Thanks to two recent grants, MBU students get a unique opportunity to experience the research process and develop skills they can apply to the rest of their college career, and beyond.
Assistant Professor of Psychology Robin Hopkins and psychology major Annabella Gonzales ’24 received a research grant for the proposal, “Improving Juror Sensitivity to Eyewitness Evidence: Timing of Instructions.”
Scientific research is as much about the journey as it is the destination. It’s a rigorous process: researchers develop a hypothesis, design and perform experiments, and then make sense of the results.
This past summer, both Associate Professor of Biology Rebecca Haberman and Assistant Professor of Psychology Robin Hopkins received grants that give MBU students a unique opportunity to experience the research process and develop skills they can apply to the rest of their college career, and beyond.
“The entire research process is what students are learning, not just the particular problem that we’re studying,” Haberman said.
“Students that have that opportunity to see this process from beginning to end develop lots of different skills — problem-solving skills, observational skills, teamwork.”
Hopkins’ grant of $1,500 was awarded by Psi Chi, the international honor society in psychology, for the proposal, “Improving Juror Sensitivity to Eyewitness Evidence: Timing of Instructions.”
“This has been a unique opportunity for me where someone started before their senior year, and had a really solid idea and had a really solid research literacy foundation to where she could move forward at a very early phase of college,” Hopkins said.
The student who helped develop the proposal for the grant is senior psychology major Annabella Gonzales ’24, who began the project in her junior year.
“My interest in psychology started in high school,” Gonazales said. “I did literature reviews, conducted studies, and just fell in love with researching.”
When Gonzales came to MBU, she wasn’t entirely sure she wanted to major in psychology, but then she took a forensic psychology course with Hopkins and a light bulb went off.
“I’ve always been interested in the criminal justice system,” Gonazales said, “but I don’t really like the career paths that criminal justice majors tend to go to — I’m more concerned about changing certain aspects of the legal system.
“So I went up to Dr. Hopkins after class and I was like, this is what I want to do, this is my path — and we started to develop the project from there.”
The proposal that won the grant is both Gonzales’ senior thesis and her honors thesis, because it satisfies the requirements for both her senior capstone and her Baldwin Honors Scholars thesis.
After she graduates this year, Gonzales will continue to pursue her passion for research.
“I’m applying to graduate school,” Gonzales said. “I want to become a professor, and then continue doing research as a professor.”
Associate Professor of Biology Rebecca Haberman received a grant from the Virginia Alzheimer’s and Related Diseases Research Award Fund to examine the cellular underpinnings of healthy brain aging.
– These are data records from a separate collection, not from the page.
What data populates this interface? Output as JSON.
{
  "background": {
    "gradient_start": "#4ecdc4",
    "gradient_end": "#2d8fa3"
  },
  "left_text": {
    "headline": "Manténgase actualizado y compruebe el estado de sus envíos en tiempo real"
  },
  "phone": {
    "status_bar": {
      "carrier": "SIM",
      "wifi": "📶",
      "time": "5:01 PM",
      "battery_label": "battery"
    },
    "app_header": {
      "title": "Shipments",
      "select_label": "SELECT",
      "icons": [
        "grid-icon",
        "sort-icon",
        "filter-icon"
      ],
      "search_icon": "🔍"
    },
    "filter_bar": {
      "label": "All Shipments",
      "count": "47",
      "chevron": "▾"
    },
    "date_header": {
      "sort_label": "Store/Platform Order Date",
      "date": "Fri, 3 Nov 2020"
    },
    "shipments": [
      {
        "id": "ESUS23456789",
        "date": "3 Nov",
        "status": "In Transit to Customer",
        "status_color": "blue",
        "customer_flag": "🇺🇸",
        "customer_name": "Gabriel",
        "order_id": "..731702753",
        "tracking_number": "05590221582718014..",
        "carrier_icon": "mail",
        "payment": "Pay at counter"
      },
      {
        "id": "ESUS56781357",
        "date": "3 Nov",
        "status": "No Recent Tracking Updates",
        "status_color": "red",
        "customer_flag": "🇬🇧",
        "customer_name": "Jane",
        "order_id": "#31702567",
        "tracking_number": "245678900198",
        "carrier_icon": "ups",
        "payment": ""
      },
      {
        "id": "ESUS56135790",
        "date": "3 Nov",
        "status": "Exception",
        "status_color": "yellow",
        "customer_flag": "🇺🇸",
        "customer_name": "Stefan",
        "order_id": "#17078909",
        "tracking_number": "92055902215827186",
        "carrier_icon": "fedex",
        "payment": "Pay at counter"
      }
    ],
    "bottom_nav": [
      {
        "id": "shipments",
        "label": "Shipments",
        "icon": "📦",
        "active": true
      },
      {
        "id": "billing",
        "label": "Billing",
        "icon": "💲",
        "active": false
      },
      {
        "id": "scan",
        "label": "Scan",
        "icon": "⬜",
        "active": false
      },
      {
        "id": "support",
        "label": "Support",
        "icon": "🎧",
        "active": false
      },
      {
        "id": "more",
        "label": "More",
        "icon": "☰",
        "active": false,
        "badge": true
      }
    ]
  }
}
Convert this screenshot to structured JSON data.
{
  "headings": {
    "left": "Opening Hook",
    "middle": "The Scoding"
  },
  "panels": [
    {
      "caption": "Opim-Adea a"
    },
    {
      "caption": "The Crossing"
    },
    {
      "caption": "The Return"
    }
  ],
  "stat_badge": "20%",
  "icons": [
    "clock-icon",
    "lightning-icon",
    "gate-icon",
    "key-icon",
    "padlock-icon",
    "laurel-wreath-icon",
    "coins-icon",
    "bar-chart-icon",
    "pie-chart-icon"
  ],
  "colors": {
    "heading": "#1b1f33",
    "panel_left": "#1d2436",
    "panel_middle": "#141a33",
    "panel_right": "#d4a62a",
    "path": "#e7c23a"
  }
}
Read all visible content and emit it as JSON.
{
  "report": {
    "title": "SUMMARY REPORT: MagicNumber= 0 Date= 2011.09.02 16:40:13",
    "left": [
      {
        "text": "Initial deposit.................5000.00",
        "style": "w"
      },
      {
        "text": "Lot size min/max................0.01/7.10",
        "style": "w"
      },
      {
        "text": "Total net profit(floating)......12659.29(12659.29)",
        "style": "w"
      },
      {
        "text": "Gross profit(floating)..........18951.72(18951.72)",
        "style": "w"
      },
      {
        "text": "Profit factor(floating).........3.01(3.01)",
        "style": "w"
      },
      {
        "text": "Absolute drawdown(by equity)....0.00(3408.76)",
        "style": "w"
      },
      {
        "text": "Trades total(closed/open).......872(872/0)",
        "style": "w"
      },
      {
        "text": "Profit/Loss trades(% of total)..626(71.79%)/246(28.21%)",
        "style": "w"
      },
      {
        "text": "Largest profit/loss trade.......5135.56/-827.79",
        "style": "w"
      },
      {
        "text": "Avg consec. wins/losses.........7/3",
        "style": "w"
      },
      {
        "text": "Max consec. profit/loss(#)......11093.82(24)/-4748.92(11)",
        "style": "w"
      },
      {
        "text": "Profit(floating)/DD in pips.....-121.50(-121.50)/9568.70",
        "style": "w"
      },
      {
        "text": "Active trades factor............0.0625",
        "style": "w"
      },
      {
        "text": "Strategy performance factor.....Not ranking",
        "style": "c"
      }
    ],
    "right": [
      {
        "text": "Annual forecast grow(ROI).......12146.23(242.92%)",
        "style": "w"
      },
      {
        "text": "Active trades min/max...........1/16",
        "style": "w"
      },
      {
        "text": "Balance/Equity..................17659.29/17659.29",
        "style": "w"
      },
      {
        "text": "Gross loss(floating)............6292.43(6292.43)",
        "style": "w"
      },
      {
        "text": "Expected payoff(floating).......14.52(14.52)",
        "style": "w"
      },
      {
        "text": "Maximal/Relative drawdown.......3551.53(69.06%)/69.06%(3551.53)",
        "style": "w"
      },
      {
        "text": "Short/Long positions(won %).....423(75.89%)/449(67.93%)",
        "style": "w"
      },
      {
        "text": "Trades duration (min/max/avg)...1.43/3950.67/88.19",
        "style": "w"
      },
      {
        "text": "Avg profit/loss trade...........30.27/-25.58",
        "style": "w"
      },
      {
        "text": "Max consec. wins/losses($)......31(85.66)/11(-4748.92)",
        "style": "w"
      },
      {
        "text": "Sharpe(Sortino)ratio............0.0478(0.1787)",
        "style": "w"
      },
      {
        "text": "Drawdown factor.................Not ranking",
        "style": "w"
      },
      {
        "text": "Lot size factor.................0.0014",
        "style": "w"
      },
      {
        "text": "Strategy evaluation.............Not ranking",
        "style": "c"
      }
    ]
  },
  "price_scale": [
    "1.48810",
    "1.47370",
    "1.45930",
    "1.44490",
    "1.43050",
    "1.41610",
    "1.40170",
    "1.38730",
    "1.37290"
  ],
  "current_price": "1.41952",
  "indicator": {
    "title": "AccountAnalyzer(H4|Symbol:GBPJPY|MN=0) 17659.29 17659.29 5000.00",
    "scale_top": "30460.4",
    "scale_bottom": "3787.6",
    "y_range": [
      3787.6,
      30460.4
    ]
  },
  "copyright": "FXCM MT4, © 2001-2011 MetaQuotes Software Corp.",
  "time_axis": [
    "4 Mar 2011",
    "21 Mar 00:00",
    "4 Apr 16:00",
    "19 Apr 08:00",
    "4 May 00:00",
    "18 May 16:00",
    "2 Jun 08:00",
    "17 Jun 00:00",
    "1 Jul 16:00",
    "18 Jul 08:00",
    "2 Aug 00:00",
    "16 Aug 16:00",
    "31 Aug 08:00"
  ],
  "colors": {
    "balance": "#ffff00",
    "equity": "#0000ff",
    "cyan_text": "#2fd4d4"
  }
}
Biology majors Cooper Tolbertsmith ’24 and Siri Ugru ’24 are two of eight MBU students working in her lab.
Haberman’s grant of $35,000 was awarded by the Virginia Alzheimer’s and Related Diseases Research Award Fund. Haberman, whose research expertise is in the area of memory and aging, has eight MBU students working in her lab.
The grant research will examine the cellular underpinnings of healthy brain aging, so that scientists and physicians can better construct therapies that treat or prevent disease. Specifically, it will investigate how memory activates areas of the brain that are vulnerable to neurodegeneration in Alzheimer’s disease.
“We’ve trained rats on a behavioral task, and then we’re looking at which neurons are active in which parts of their brain,” Haberman said. “We’re specifically looking at parts that are involved in the earliest memory neurodegenerative conditions in Alzheimer’s disease.”
Two of the students working with Haberman are senior biology majors Cooper Tolbertsmith ’24 and Siri Ugru ’24. Unlike Annabella Gonzales, this grant gives them their first taste of the rigors of the scientific method.
“This is my first experience with an actual research project, and I really like that we get to be a part of every aspect,” Ugru said. “But it’s a bit challenging to wrap my head around the concept sometimes simply because I’m not focused on neuroscience.”
“It is hard,” Haberman said. “The research we’re doing is not simple research, but we’re giving them an opportunity to try it — and they’re doing really well with it.”
After he graduates, Ugru wants to pursue his doctorate for a career in disease research — specifically cancer.
“I think it’s really interesting the way that we keep making progress in the research as well in the treatment,” Ugru said. “What we know about cancer from 50 years ago is nothing compared to what we know now, and I want to be part of the new advancements.”
This study is also the first foray into this level of research for Tolbertsmith, who plans to go to medical school after graduating from MBU to become a neurosurgeon.
“The thing I enjoy most about it is the amount that I get to learn,” Tolbertsmith said. “From the different processes that you have to use, as well as the information that you need in order to inform your project — there’s a lot of really cool and interesting stuff that you get to explore.”